I could also see very clearly the black male students on campus, my friends, being followed by campus security and never traveling alone at night. Meanwhile, white male students would openly and defiantly do all manner of mischief with impunity. You do not need to tell me, now or before, that institutions patrol your body and your politics. So how have so many young people of color missed this point? How and why are young people from racially subordinated groups so confident that they are free online (or anywhere)? Where would such young people get such a notion when we STILL do not have the privilege that can afford the opportunity to go all over town, making a fool out of ourselves (like the white male students who I have described)? I don’t mean to denigrate young people here or even suggest they aren’t informed. Anyone would have been hard-pressed to label me as conscious when I was 18 or 19 years old. In fact, I am more critical of teachers/scholars who want to act like we can teach technological/digital tools neutrally outside of interrogations of current and historical patterns of structural racism. I only mean to suggest that many in this generation of college students have witnessed Black Freedom Struggles as commodified resistance given the changes in the organization of capital, media, and knowledge. They have not always experienced a lived history and everyday discourse of institutional surveillance and its violence. Many have certainly witnessed the patrolling/policing of their public spaces (i.e., via the NYPD for Walking While Black, Driving While Black, etc). But not enough understand that private spaces and social networks offer exactly the same kind of thing under structured racism and oppression, not in the way that generations before them did where every other dorm-room on my campus seemed to carry the same visual reminder that we were always being watched: the infamous poster of Malcolm looking out his window with a rifle in hand.
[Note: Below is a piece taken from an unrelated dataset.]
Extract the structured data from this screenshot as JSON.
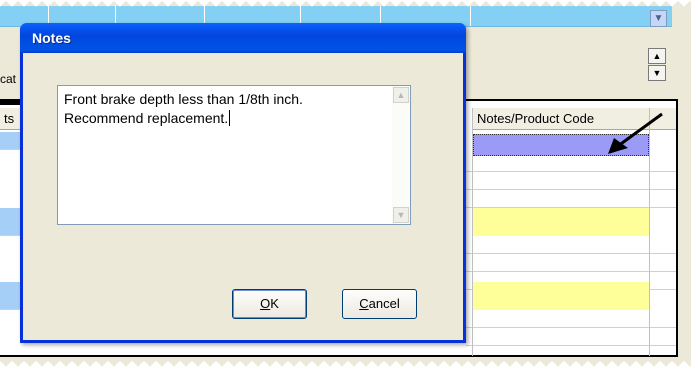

More importantly, I think that it is lethally dangerous for young people of color to imagine that they will be free in a digital empire. They can fight for and take their freedom (or, as Malcolm might say: swing up on some freedom), as Black people always have, but it will not be freely given. This will mean, in part, taking back the discourse on and dissemination of knowledge about Black Freedom Struggles so that it can be a practice… a literacy skills-set… and an ideology… rather than merely another object of academic analysis or a rhyming gimmick/jingle for McDonald’s or BET. Fighting for freedom in digital empire can, in the least, start there.